___ RAW DATA

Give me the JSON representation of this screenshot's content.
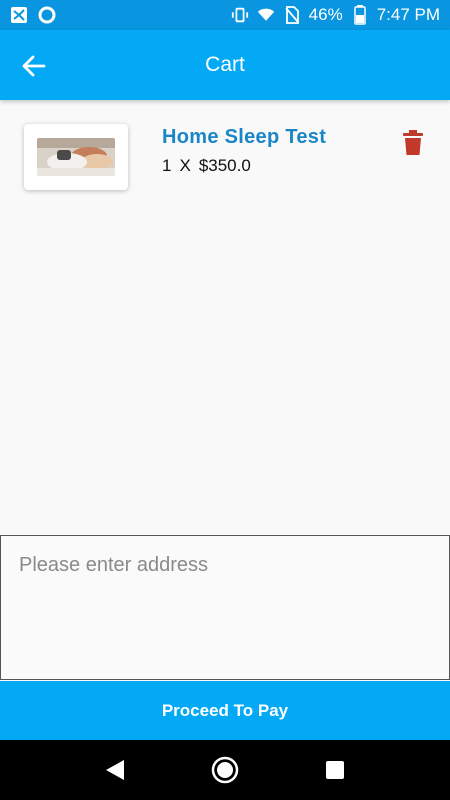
{
  "status_bar": {
    "battery": "46%",
    "time": "7:47 PM"
  },
  "app_bar": {
    "title": "Cart"
  },
  "cart": {
    "items": [
      {
        "name": "Home Sleep Test",
        "quantity": "1",
        "multiplier": "X",
        "price": "$350.0"
      }
    ]
  },
  "address": {
    "placeholder": "Please enter address",
    "value": ""
  },
  "actions": {
    "pay_label": "Proceed To Pay"
  },
  "colors": {
    "primary": "#03a9f4",
    "status_bar": "#0a95e0",
    "title_blue": "#1a86c8",
    "delete_red": "#c0392b"
  },
  "icons": [
    "back-arrow-icon",
    "trash-icon",
    "wifi-icon",
    "vibrate-icon",
    "battery-icon",
    "nav-back-icon",
    "nav-home-icon",
    "nav-recents-icon"
  ]
}
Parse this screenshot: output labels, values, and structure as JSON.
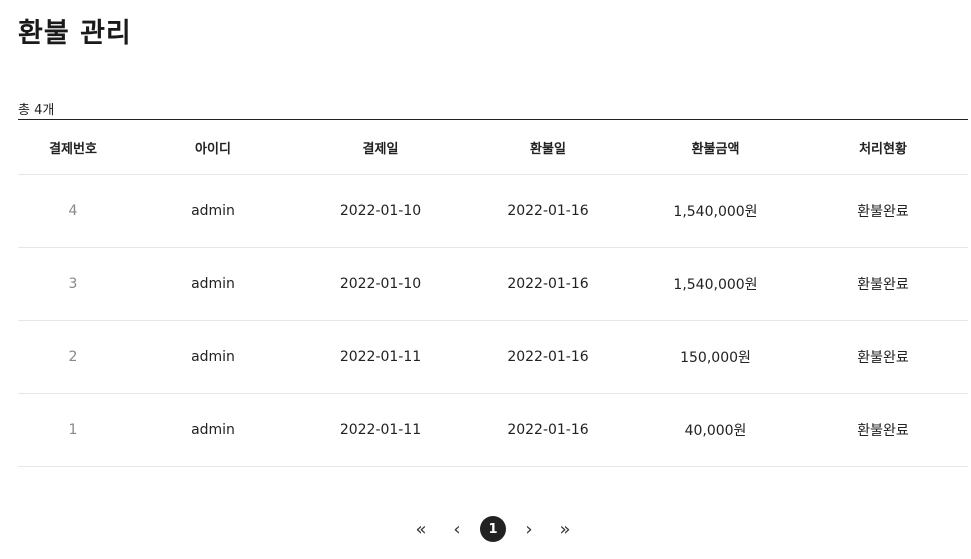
{
  "page": {
    "title": "환불 관리"
  },
  "summary": {
    "total": "총 4개"
  },
  "table": {
    "headers": [
      "결제번호",
      "아이디",
      "결제일",
      "환불일",
      "환불금액",
      "처리현황"
    ],
    "rows": [
      [
        "4",
        "admin",
        "2022-01-10",
        "2022-01-16",
        "1,540,000원",
        "환불완료"
      ],
      [
        "3",
        "admin",
        "2022-01-10",
        "2022-01-16",
        "1,540,000원",
        "환불완료"
      ],
      [
        "2",
        "admin",
        "2022-01-11",
        "2022-01-16",
        "150,000원",
        "환불완료"
      ],
      [
        "1",
        "admin",
        "2022-01-11",
        "2022-01-16",
        "40,000원",
        "환불완료"
      ]
    ]
  },
  "pagination": {
    "first_icon": "«",
    "prev_icon": "‹",
    "current_page": "1",
    "next_icon": "›",
    "last_icon": "»"
  }
}
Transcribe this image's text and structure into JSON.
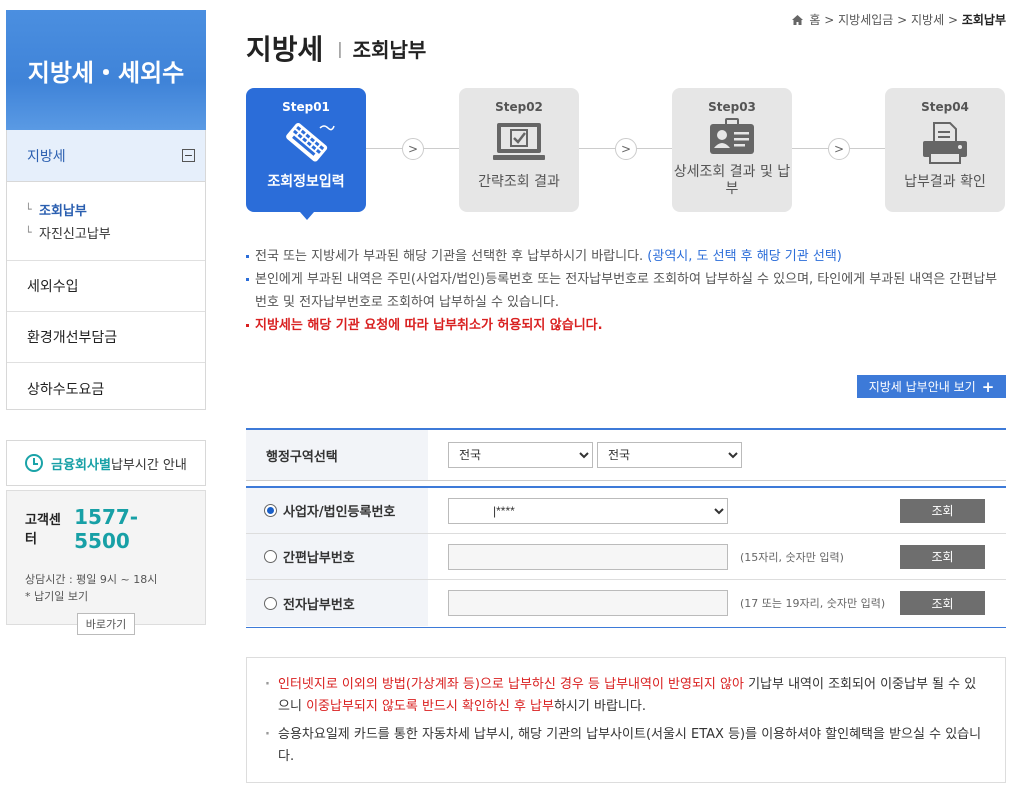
{
  "sidebar": {
    "heading": "지방세・세외수",
    "main_item": "지방세",
    "sub_items": [
      "조회납부",
      "자진신고납부"
    ],
    "links": [
      "세외수입",
      "환경개선부담금",
      "상하수도요금"
    ],
    "notice_strong": "금융회사별",
    "notice_rest": " 납부시간 안내",
    "cs_label": "고객센터",
    "cs_phone": "1577-5500",
    "cs_hours": "상담시간 : 평일 9시 ~ 18시",
    "cs_holiday": "* 납기일 보기",
    "cs_button": "바로가기"
  },
  "breadcrumb": {
    "home": "홈",
    "sep": " > ",
    "items": [
      "지방세입금",
      "지방세"
    ],
    "current": "조회납부"
  },
  "title": {
    "main": "지방세",
    "sub": "조회납부"
  },
  "steps": [
    {
      "label": "Step01",
      "name": "조회정보입력"
    },
    {
      "label": "Step02",
      "name": "간략조회 결과"
    },
    {
      "label": "Step03",
      "name": "상세조회 결과 및 납부"
    },
    {
      "label": "Step04",
      "name": "납부결과 확인"
    }
  ],
  "info": {
    "line1_a": "전국 또는 지방세가 부과된 해당 기관을 선택한 후 납부하시기 바랍니다. ",
    "line1_b": "(광역시, 도 선택 후 해당 기관 선택)",
    "line2": "본인에게 부과된 내역은 주민(사업자/법인)등록번호 또는 전자납부번호로 조회하여 납부하실 수 있으며, 타인에게 부과된 내역은 간편납부번호 및 전자납부번호로 조회하여 납부하실 수 있습니다.",
    "line3": "지방세는 해당 기관 요청에 따라 납부취소가 허용되지 않습니다."
  },
  "guide_button": "지방세 납부안내 보기",
  "region": {
    "label": "행정구역선택",
    "select1": "전국",
    "select2": "전국"
  },
  "lookup": {
    "rows": [
      {
        "label": "사업자/법인등록번호",
        "value": "|****",
        "hint": "",
        "button": "조회"
      },
      {
        "label": "간편납부번호",
        "value": "",
        "hint": "(15자리, 숫자만 입력)",
        "button": "조회"
      },
      {
        "label": "전자납부번호",
        "value": "",
        "hint": "(17 또는 19자리, 숫자만 입력)",
        "button": "조회"
      }
    ]
  },
  "caution": {
    "c1_red1": "인터넷지로 이외의 방법(가상계좌 등)으로 납부하신 경우 등 납부내역이 반영되지 않아",
    "c1_mid": " 기납부 내역이 조회되어 이중납부 될 수 있으니 ",
    "c1_red2": "이중납부되지 않도록 반드시 확인하신 후 납부",
    "c1_end": "하시기 바랍니다.",
    "c2": "승용차요일제 카드를 통한 자동차세 납부시, 해당 기관의 납부사이트(서울시 ETAX 등)를 이용하셔야 할인혜택을 받으실 수 있습니다."
  },
  "colors": {
    "accent": "#2b6dd9",
    "teal": "#17a0a6",
    "warning": "#d92020"
  }
}
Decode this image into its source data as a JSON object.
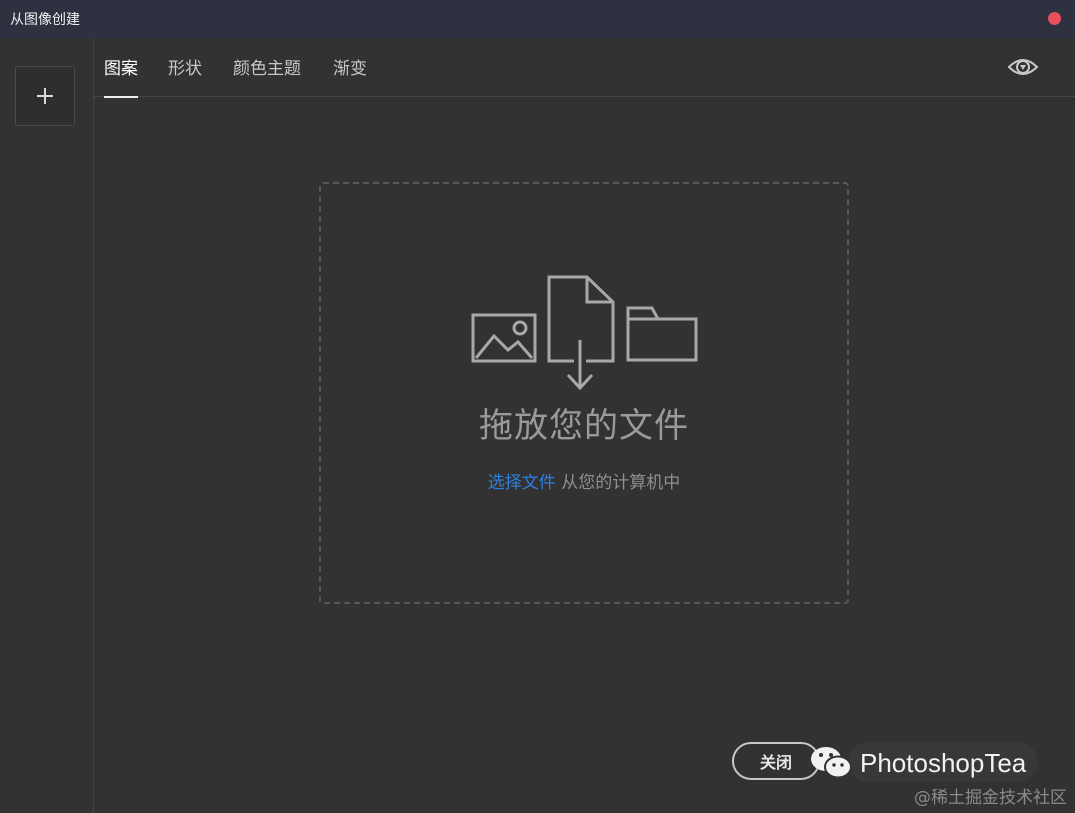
{
  "window": {
    "title": "从图像创建"
  },
  "sidebar": {
    "add_label": "+"
  },
  "tabs": [
    {
      "label": "图案",
      "active": true
    },
    {
      "label": "形状",
      "active": false
    },
    {
      "label": "颜色主题",
      "active": false
    },
    {
      "label": "渐变",
      "active": false
    }
  ],
  "dropzone": {
    "title": "拖放您的文件",
    "link_text": "选择文件",
    "sub_text": " 从您的计算机中",
    "icons": [
      "image-icon",
      "file-download-icon",
      "folder-icon"
    ]
  },
  "footer": {
    "close_label": "关闭",
    "watermark_text": "PhotoshopTea",
    "source_mark": "@稀土掘金技术社区"
  },
  "colors": {
    "background": "#323232",
    "titlebar": "#2d3140",
    "accent_link": "#2f7fe0",
    "close_dot": "#e8505b"
  }
}
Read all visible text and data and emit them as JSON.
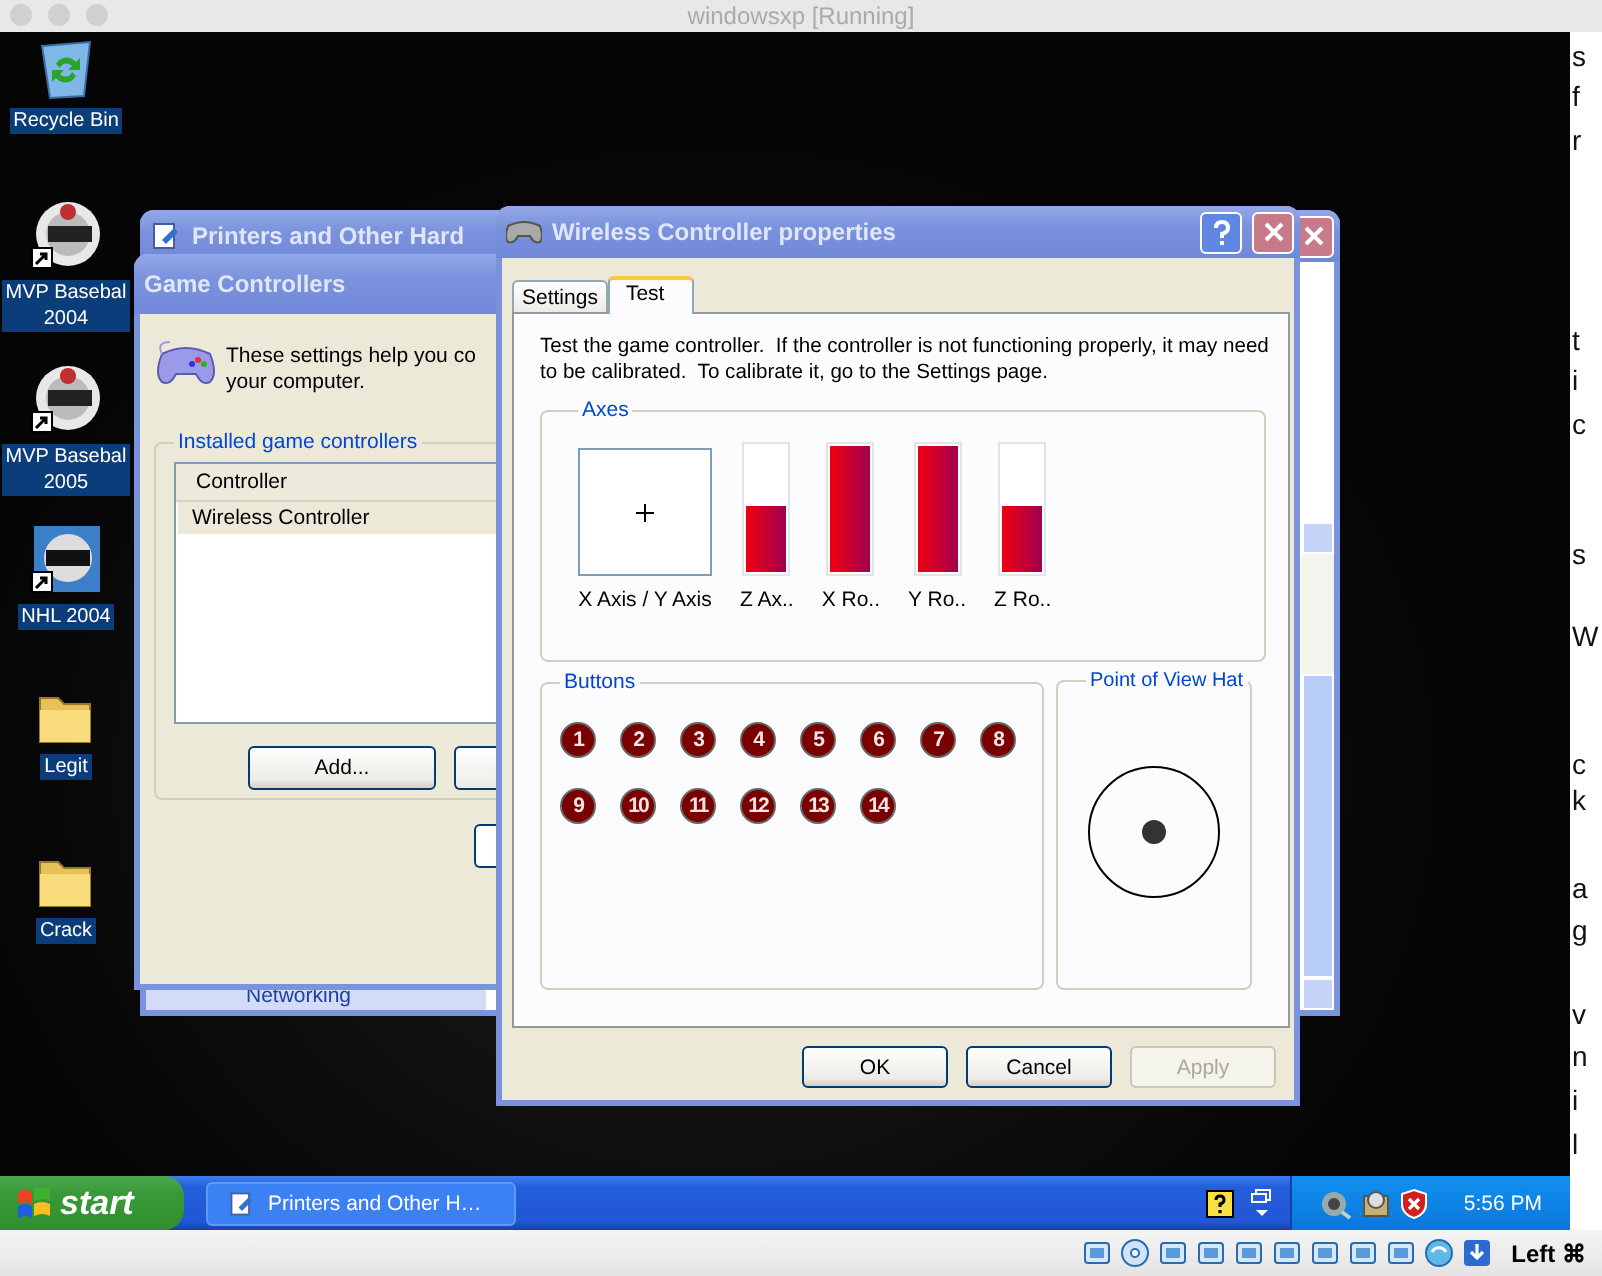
{
  "host_window": {
    "title": "windowsxp [Running]"
  },
  "desktop_icons": [
    {
      "kind": "recycle-bin",
      "label_lines": [
        "Recycle Bin"
      ]
    },
    {
      "kind": "game-disc",
      "label_lines": [
        "MVP Basebal",
        "2004"
      ]
    },
    {
      "kind": "game-disc",
      "label_lines": [
        "MVP Basebal",
        "2005"
      ]
    },
    {
      "kind": "game-tile",
      "label_lines": [
        "NHL 2004"
      ]
    },
    {
      "kind": "folder",
      "label_lines": [
        "Legit"
      ]
    },
    {
      "kind": "folder",
      "label_lines": [
        "Crack"
      ]
    }
  ],
  "printers_window": {
    "title": "Printers and Other Hard",
    "side_item": "Networking"
  },
  "game_controllers_window": {
    "title": "Game Controllers",
    "intro_lines": [
      "These settings help you co",
      "your computer."
    ],
    "group_label": "Installed game controllers",
    "list": {
      "column": "Controller",
      "rows": [
        {
          "name": "Wireless Controller",
          "selected": true
        }
      ]
    },
    "buttons": [
      "Add..."
    ]
  },
  "properties_window": {
    "title": "Wireless Controller properties",
    "tabs": [
      {
        "label": "Settings",
        "selected": false
      },
      {
        "label": "Test",
        "selected": true
      }
    ],
    "description": "Test the game controller.  If the controller is not functioning properly, it may need to be calibrated.  To calibrate it, go to the Settings page.",
    "axes_label": "Axes",
    "axes": [
      {
        "kind": "xy",
        "label": "X Axis / Y Axis"
      },
      {
        "kind": "bar",
        "label": "Z Ax..",
        "level": 0.52
      },
      {
        "kind": "bar",
        "label": "X Ro..",
        "level": 1
      },
      {
        "kind": "bar",
        "label": "Y Ro..",
        "level": 1
      },
      {
        "kind": "bar",
        "label": "Z Ro..",
        "level": 0.53
      }
    ],
    "buttons_label": "Buttons",
    "controller_buttons": [
      {
        "label": "1",
        "pressed": false
      },
      {
        "label": "2",
        "pressed": false
      },
      {
        "label": "3",
        "pressed": false
      },
      {
        "label": "4",
        "pressed": false
      },
      {
        "label": "5",
        "pressed": false
      },
      {
        "label": "6",
        "pressed": false
      },
      {
        "label": "7",
        "pressed": false
      },
      {
        "label": "8",
        "pressed": false
      },
      {
        "label": "9",
        "pressed": false
      },
      {
        "label": "10",
        "pressed": false
      },
      {
        "label": "11",
        "pressed": false
      },
      {
        "label": "12",
        "pressed": false
      },
      {
        "label": "13",
        "pressed": false
      },
      {
        "label": "14",
        "pressed": false
      }
    ],
    "pov_label": "Point of View Hat",
    "dialog_buttons": [
      {
        "label": "OK",
        "disabled": false
      },
      {
        "label": "Cancel",
        "disabled": false
      },
      {
        "label": "Apply",
        "disabled": true
      }
    ]
  },
  "taskbar": {
    "start_label": "start",
    "tasks": [
      {
        "label": "Printers and Other H…",
        "selected": false
      }
    ],
    "clock": "5:56 PM"
  },
  "vm_status": {
    "keyboard_indicator": "Left ⌘"
  },
  "edge_fragments": [
    "s",
    "f",
    "r",
    "t",
    "i",
    "c",
    "s",
    "W",
    "c",
    "k",
    "a",
    "g",
    "v",
    "n",
    "i",
    "l"
  ]
}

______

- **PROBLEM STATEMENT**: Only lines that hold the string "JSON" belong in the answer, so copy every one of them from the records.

- **WRITTEN SOLUTION**:
Give me the JSON representation of this screenshot's content.
Parse this screenshot: output labels, values, and structure as JSON.
Transcribe this image's text and structure into JSON.
Decode this image into its source data as a JSON object.
Read all visible text and data and emit them as JSON.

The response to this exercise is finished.